The Linux kernel has a very useful "binfmt-misc" feature that allows to transparently run foreign-architecture user-mode binaries with qemu. Debian supports this out-of-the-box for the release architectures with the qemu-user-static package; riscv64-support can be added as follows:
Build a static qemu binary with support for user-mode emulation:
$ git clone https://github.com/riscv/riscv-qemu/ $ cd riscv-qemu $ ./configure --static --disable-system --target-list=riscv64-linux-user $ make $ sudo cp riscv64-linux-user/qemu-riscv64 /usr/bin/qemu-riscv64-static
Create a binfmt-support config file and register it:
$ cat >/tmp/qemu-riscv64 <<EOF package qemu-user-static type magic offset 0 magic \x7f\x45\x4c\x46\x02\x01\x01\x00\x00\x00\x00\x00\x00\x00\x00\x00\x02\x00\xf3\x00 mask \xff\xff\xff\xff\xff\xff\xff\x00\xff\xff\xff\xff\xff\xff\xff\xff\xfe\xff\xff\xff interpreter /usr/bin/qemu-riscv64-static EOF $ sudo update-binfmts --import /tmp/qemu-riscv64
With this it is now possibe to transparantly run user-mode riscv64 binaries on another architecture:
$ uname -m x86_64 $ file busybox busybox: ELF 64-bit LSB executable, UCB RISC-V, version 1 (SYSV), statically linked, for GNU/Linux 3.0.0, stripped $ ./busybox touch foo $ ls foo foo
This also works in chroots if the /usr/bin/qemu-riscv64-static binary is available inside the chroot.
For the use of qemu in the bootstrap process of other ports, please see
When support for RISC-V targets are added to gcc upstream and enabled in the relevant packages in Debian, they can be installed directly from the main Debian repositories:
# apt install gcc-riscv64-linux-gnu g++-riscv64-linux-gnu
irc.oftc.net / irc.debian.org (https://www.oftc.net/)
#debian-bootstrap (general port bootstrap efforts)
- #lowRISC (not exactly Debian specific, but many interested people within Debian participate)
To: firstname.lastname@example.org Subject: foo: FTBFS on riscv64 Package: foo Version: 1.2.3-4 X-Debbugs-CC: email@example.com User: firstname.lastname@example.org Usertags: riscv64 The version of the package currently FBTFS on the riscv64 port: URL_of_the_log
To: email@example.com Subject: riscv64 usertags for #BUGNUMBER CC: firstname.lastname@example.org user email@example.com usertag BUGNUMBER + riscv64 stop

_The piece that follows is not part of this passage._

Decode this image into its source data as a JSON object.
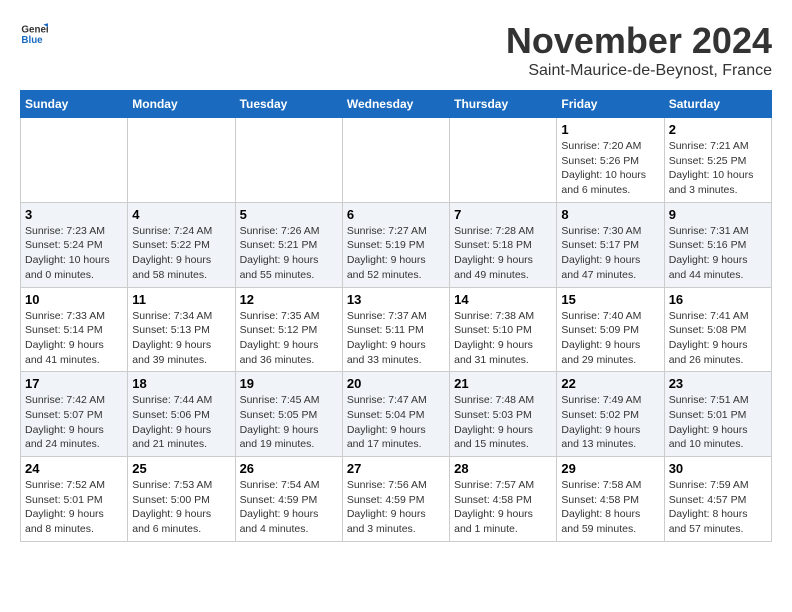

To: BUGNUMBER@bugs.debian.org Subject: Setting riscv64 usertags CC: firstname.lastname@example.org Control: user email@example.com Control: usertag -1 + riscv64